How Singaporean Ian Tan won the world young chef award , Latest Makan News - The New Paper

How Singaporean Ian Tan won the world young chef award

Chef Ian Tan owes a debt to disaster. The kitchen was in a roil: two cooks had called in sick, a thousand diners had to be fed, the waiter was to step up.

Then a boy of 16, Tan was a blithe part-time waiter with no designs on cooking when he was thrust behind the swinging doors.

Now 27, he is an award-winning chef after his coup at the World Young Chef Young Waiter competition in November 2023. It was the first time in the 45-year history of the annual contest that an Asian chef had won with all-Asian dishes. The competition has an age limit of 27.

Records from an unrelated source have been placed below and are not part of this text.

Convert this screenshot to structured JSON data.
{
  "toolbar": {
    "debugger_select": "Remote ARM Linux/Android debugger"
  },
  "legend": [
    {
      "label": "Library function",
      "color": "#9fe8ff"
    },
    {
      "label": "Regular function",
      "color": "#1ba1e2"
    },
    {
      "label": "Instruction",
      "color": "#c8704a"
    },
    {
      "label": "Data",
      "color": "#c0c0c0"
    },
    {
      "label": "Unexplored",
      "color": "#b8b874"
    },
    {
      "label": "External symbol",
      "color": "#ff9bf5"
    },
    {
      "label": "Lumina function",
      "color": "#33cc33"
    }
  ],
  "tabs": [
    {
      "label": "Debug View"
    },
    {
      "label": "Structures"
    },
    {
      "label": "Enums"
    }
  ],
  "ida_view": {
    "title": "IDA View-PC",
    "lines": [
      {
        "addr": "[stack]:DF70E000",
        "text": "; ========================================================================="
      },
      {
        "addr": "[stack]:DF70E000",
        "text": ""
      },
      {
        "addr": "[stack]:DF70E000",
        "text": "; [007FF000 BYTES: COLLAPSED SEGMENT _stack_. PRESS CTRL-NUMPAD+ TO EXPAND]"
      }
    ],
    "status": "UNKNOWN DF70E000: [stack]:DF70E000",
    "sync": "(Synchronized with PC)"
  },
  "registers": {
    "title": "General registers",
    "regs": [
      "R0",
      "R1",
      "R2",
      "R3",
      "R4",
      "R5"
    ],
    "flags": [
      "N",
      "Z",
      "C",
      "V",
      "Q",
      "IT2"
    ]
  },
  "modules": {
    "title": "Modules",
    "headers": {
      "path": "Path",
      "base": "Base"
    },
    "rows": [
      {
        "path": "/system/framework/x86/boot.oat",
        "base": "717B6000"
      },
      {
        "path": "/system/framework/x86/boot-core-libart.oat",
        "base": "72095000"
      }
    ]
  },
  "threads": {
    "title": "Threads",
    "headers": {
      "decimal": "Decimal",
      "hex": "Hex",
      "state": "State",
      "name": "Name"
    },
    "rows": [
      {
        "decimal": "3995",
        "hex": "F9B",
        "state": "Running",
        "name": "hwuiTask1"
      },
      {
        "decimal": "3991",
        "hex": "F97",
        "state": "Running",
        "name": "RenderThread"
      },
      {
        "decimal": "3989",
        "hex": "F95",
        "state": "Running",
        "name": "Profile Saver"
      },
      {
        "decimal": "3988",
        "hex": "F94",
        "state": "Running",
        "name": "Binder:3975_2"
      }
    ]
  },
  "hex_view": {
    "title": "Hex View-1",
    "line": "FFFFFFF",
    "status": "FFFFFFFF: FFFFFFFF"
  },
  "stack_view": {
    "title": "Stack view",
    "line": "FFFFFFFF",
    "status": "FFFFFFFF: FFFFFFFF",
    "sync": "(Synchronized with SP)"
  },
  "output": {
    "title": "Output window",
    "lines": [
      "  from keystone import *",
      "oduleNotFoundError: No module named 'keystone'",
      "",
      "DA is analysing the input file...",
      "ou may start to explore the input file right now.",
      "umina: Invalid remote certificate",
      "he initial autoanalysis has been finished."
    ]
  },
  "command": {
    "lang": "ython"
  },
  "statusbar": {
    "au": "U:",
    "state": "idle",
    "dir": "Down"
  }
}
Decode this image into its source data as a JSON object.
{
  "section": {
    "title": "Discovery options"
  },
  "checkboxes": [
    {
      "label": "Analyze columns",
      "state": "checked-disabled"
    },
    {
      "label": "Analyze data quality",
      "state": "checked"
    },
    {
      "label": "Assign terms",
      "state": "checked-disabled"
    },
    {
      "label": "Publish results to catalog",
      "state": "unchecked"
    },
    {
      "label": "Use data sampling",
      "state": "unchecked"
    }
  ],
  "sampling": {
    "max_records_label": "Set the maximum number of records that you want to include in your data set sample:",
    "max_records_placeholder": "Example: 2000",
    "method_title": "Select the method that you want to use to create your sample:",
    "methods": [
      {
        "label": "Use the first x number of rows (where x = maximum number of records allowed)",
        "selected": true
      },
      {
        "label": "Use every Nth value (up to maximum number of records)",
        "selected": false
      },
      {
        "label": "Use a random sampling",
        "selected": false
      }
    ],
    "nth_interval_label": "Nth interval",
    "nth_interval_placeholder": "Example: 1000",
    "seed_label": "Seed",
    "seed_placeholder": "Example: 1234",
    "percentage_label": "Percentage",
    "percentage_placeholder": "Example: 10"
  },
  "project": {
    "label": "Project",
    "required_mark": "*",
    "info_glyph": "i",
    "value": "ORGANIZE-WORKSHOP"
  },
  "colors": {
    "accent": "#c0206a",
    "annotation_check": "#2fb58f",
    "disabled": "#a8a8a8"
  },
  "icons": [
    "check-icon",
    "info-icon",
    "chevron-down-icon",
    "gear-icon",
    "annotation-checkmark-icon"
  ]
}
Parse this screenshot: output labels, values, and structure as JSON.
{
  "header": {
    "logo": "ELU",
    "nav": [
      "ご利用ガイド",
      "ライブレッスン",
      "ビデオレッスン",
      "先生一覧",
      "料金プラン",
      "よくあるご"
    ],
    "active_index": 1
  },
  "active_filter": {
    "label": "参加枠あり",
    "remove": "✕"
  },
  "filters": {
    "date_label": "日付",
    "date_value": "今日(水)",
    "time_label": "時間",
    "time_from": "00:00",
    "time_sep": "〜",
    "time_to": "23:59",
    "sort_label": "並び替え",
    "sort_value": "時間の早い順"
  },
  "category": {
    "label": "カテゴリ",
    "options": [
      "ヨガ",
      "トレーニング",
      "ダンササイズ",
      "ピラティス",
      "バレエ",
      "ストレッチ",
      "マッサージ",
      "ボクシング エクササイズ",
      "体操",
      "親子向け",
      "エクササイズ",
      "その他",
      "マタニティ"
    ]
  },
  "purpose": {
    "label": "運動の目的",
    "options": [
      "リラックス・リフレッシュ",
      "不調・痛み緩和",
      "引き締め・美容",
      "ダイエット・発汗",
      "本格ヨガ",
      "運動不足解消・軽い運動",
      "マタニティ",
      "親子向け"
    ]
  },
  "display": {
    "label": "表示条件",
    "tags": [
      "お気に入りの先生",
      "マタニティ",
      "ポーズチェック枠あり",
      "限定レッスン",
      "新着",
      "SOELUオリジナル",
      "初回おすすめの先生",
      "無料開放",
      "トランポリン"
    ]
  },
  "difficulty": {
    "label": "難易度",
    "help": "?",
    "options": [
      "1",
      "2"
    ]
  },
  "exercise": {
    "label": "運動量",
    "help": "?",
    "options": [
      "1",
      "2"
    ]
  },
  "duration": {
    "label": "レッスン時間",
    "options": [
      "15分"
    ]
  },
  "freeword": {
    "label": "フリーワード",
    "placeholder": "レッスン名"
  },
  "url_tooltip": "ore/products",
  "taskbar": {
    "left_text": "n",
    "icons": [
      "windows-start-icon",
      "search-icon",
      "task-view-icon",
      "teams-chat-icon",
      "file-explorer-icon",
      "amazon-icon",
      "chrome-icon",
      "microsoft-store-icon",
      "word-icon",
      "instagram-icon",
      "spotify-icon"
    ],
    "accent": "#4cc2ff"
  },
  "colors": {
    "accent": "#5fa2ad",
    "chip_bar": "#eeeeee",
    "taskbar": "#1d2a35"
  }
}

Patriotic in his palate, Tan presented a familiar dish with a maverick twist in the nine-man final.

A riff on the zi char classic kang kong cuttlefish, it was plated cold, on a baize of green herb sambal chilli, with wok-fired squid and poached watercress ringed by a garland of pickled carrots, beetroot and jicama, or bang kwang as it is known locally.

As with all Tan’s work, the busy description gives nothing away.

In taste, it was both new and recognisable, fine dining that smelled like local takeaway, chilled but smoked with wok hei.

The pleasantly confounding starter sampled by this reporter was the first dish of his three-course Peranakan menu that scored full marks at the awards, prompting one judge – Adam Handling, celebrity chef-owner of London establishment Frog – to declare it fit to eat everyday, Tan told The Straits Times.

But his glitzy victory in Monaco, that gilded city of epic wealth, concealed beginnings more humble than waiting tables.

At 14, Tan was a dishwasher in a cafeteria, led by restlessness, an uncommonly open mind and the draw of financial independence, or making his own pocket money.

At 16, not terribly concerned with his O levels and under the influence of popular boys’ anime Naruto, he joined a ramen joint as a waiter, determined to exploit his staff meals to the fullest.

After the serendipitous crisis, he became a dogsbody, doing the unglamorous work of chopping garlic, grabbing crockery and seasoning sauces. In his three years at the ramen shop, he never made a complete bowl.

“I felt alive, it was so fun,” he said of that time, “and I got to eat so much ramen.”

When at 18, it came time to choose a vocation, it was a no-brainer, he said. Tan rejected an offer for direct admission to Singapore Polytechnic to study music - at one point, the young Tan was also a jobbing drummer - and enrolled instead in the now-defunct Baking and Culinary Science course.

Food and music are both lively pleasures, he said, but only the former could he not live without.

His insistence on originality, or a kind of authorship over his food, arrived soon after, when he was ordered to cook someone else’s dish in a school competition. “I got a silver but it didn’t feel good,” he said.

After graduation, he discovered ambition, or the true scale of his desire.

In the last five years, Tan has been in and out of high-end kitchens, totting up 70-hour work weeks, putting in turns as a waiter on particularly lean shifts and even training his bladder to go once a day to save time. Once, his immune system was so diminished, he broke out in hives.

All without a grouse: “Service is service.”

“I knew what I wanted, to be part of a Michelin-starred restaurant,” said Tan, with the frank confidence of someone speaking in the past tense.

An eight-month stint at one Michelin star fine dining restaurant Seroja would help him over that hill. He said: “When I joined, they were new. I was part of the founding team that earned the first Michelin star.”

Tan was one of just six running the 2,700 sq ft establishment on Fraser Street.

There, cooking the cuisine of the Malay Archipelago, he was “transformed”. He is indebted to the team who taught him the limits of recipes, the cornerstone of lauded Italian and French cuisine, and turned his gaze to the cardinal points of Asian cooking –  technique and produce.

Now Senior Chef de Partie of popular restaurant Bottega di Carna at the Mondrian hotel on Duxton Hill, Tan admitted to feeling burnt out by his string of fine dining positions.

“I wouldn’t be who I am today without them but I needed a change,” he said, gesturing at the eye-watering prices of ingredients that left no room for error, chefs running on fumes and the non-negotiable specifications of head chefs, so unfriendly to personal touches.

His plans for the near future include more charity work, more discovery and more joy, but one distant day, he would like to open his own place.

The details are hazy but of two things he is certain: It will be Omakase, with a guest list of grandmothers and maids – “every chef’s first teachers”.